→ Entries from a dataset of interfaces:
- - - - - - -

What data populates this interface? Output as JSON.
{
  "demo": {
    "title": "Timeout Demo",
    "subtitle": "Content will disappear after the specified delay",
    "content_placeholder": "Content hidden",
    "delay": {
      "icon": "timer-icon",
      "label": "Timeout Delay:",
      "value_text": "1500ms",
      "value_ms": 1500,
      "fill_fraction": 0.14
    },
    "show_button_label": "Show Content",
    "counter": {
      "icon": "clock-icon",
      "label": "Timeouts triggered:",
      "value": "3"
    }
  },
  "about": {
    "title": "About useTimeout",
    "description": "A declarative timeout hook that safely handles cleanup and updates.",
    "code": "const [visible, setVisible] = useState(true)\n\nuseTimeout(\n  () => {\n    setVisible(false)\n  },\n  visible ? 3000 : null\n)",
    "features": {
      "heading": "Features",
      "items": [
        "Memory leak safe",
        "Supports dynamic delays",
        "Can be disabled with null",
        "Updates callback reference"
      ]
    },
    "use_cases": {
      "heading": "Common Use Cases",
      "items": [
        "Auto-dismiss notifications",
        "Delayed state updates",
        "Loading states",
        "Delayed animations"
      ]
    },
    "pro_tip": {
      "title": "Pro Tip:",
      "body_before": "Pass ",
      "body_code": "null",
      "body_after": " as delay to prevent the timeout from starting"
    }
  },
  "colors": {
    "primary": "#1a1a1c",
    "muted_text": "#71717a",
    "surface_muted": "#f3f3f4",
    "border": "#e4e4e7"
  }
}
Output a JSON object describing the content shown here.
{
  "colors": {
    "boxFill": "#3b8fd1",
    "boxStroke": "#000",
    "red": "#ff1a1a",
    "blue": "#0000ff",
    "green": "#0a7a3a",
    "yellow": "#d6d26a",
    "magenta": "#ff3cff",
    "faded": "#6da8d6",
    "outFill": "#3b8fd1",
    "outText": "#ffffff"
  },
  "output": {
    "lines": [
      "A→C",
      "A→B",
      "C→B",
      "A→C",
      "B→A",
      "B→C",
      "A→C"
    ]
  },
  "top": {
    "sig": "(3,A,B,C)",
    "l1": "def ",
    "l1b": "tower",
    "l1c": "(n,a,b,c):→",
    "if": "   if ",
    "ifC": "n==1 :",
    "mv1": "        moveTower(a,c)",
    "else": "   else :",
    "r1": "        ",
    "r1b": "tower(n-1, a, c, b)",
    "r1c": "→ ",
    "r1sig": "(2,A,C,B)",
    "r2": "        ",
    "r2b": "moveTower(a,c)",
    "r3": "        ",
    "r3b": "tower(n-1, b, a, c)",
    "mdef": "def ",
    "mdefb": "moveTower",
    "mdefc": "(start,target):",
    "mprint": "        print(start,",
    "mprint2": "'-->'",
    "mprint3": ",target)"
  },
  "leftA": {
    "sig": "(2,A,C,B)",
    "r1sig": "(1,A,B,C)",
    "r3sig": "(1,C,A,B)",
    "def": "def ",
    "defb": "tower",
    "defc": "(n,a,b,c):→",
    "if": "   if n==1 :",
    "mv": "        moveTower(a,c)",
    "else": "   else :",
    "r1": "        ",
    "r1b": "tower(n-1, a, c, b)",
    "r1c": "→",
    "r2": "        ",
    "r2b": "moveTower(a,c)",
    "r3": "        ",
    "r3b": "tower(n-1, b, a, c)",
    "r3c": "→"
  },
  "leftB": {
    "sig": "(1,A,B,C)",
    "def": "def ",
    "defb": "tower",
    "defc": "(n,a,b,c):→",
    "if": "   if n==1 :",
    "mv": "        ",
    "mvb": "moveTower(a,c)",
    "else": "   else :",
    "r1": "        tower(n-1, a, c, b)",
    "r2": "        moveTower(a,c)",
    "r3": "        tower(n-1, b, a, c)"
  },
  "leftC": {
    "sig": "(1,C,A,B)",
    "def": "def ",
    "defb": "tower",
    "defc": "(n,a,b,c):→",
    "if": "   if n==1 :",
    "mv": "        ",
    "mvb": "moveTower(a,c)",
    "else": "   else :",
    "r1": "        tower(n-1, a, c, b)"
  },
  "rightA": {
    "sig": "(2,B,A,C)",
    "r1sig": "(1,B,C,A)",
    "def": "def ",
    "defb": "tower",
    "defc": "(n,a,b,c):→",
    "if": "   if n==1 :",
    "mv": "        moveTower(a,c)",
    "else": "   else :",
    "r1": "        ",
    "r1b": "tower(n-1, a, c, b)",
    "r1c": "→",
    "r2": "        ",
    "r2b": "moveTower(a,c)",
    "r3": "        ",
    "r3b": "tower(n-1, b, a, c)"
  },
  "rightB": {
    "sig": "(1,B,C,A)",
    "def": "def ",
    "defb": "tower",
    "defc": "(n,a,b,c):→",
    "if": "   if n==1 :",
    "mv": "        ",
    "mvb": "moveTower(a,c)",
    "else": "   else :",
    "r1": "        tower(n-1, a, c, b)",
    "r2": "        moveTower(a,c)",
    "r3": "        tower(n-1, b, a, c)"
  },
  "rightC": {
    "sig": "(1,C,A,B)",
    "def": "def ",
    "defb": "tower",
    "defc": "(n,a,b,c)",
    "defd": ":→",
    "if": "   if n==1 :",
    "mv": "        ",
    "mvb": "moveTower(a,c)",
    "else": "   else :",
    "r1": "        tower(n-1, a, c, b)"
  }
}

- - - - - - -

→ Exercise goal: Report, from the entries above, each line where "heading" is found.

→ Solution for this exercise:
      "heading": "Features",
      "heading": "Common Use Cases",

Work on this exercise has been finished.